According to Phillabaum, Utilivisor creates its energy reports in Excel format, making it easily accessible to upper-level building managers. The spreadsheets “let you look at where the energy is being used, how much is being used, and you can sort that into various formats,” he said. “You can look at all different types of things that affect energy use and drill down into specifics of equipment. It’s a very easy-to-identify format that you can really optimize.”
Until Hill York had this product, “we never really had the technology to see what the real performance of their equipment was,” said Phillabaum. “Now we continually see what the water flow is to the equipment. We really provide a continual sustainability and verified performance of the equipment once it’s installed. Typically the contractor installs equipment, a test-balance contractor comes in, and everybody walks away. It’s assumed by the owner that all of these parameters are maintained. This program allows them to see it on an ongoing basis.”
In addition to the Web-based interface, the system gathers information using a number of data-collection points installed by the contractor. Utilivisor’s 24/7 point-monitoring system provides data calculation for critical HVAC installations, monitoring and verification of operations and conditions, HVAC system troubleshooting, identification of design issues, correction of systems performance, and custom report generation.
“The technology has really become the backbone of this division and product,” said Phillabaum. “It’s unique in the ability to create an easy-to-manipulate system. This is not a control system; it’s a measuring-monitoring type of system that picks points on set intervals. Up to 20 fields can be displayed on a timeline graph. It’s very user-friendly.
“We sell energy savings, monitoring, and verification with our projects. We look at that as one of our competitive advantages” on all projects.

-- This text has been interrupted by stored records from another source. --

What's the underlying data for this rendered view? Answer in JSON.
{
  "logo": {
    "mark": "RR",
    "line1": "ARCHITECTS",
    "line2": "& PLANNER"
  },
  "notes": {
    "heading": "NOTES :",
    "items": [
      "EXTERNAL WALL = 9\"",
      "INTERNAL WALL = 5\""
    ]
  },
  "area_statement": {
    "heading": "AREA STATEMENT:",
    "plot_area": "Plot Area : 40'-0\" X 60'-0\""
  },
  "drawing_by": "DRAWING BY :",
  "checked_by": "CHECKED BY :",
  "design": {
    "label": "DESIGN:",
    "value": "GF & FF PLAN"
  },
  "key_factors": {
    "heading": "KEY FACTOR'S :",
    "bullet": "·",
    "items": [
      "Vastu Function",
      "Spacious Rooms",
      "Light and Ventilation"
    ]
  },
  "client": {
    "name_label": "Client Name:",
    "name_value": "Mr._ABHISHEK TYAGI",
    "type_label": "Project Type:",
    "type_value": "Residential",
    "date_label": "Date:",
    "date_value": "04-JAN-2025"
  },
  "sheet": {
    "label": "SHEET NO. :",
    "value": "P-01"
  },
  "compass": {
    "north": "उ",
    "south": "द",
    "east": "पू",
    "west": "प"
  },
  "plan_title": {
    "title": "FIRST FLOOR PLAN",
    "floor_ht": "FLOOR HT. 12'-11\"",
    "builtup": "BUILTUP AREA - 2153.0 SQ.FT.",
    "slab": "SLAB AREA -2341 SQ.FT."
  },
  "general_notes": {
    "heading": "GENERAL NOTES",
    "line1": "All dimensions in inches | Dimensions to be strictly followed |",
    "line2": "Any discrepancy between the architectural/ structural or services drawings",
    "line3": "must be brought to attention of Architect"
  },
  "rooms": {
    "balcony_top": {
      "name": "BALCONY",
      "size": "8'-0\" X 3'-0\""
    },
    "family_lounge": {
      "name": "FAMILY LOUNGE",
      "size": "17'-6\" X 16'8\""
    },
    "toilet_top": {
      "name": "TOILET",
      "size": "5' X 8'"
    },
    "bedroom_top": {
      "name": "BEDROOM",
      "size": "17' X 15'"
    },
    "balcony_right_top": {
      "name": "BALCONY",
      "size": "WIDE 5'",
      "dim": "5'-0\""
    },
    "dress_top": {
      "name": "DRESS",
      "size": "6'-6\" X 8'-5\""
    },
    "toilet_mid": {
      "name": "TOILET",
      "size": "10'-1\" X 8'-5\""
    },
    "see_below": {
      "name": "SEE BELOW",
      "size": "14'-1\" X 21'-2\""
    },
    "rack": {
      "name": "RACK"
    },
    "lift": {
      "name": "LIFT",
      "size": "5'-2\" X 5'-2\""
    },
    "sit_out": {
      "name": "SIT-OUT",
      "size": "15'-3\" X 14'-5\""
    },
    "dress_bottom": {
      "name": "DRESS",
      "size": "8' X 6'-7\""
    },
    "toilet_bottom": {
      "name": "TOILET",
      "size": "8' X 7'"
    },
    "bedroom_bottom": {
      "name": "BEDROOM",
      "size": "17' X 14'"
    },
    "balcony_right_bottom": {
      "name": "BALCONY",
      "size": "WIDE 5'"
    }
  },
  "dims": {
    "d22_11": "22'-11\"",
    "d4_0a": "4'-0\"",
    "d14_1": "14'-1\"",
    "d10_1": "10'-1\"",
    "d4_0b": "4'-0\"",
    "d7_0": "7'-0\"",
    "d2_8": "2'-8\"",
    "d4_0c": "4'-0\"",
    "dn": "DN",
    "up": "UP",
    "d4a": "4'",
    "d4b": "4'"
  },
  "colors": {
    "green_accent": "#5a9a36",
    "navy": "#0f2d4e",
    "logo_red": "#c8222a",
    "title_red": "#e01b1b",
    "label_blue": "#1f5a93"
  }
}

The contractor sees this as being a bit different from more traditional, ESCO-based performance contracting. “It’s more of a hybrid type of performance contracting,” Phillabaum said. “We can typically save the average large user close to 15 percent of their energy costs. That relates into most of these projects that we presented.”
The contractor has established an operation center to manage the system. “We can optimize system performance. Then we can lock in the parameters. If it goes outside those parameters, it sends an alarm to them and us. We can offer very sophisticated facility engineers that can make recommendations. They have a super facilities management available.”
“It’s not as much of an ESCO model,” said Larry Clark, business development manager for the Hill York Performance Group. “What we’re looking for is more shared savings. I think the trend is reversing.”
With today’s new performance contracting, “as the economy slows down, what if contractors actually embraced this, helped their customers save energy, and get paid for it,” asked Howard. “The customer is going to win, there will be increased cash flow and increased earnings. It gets exciting.”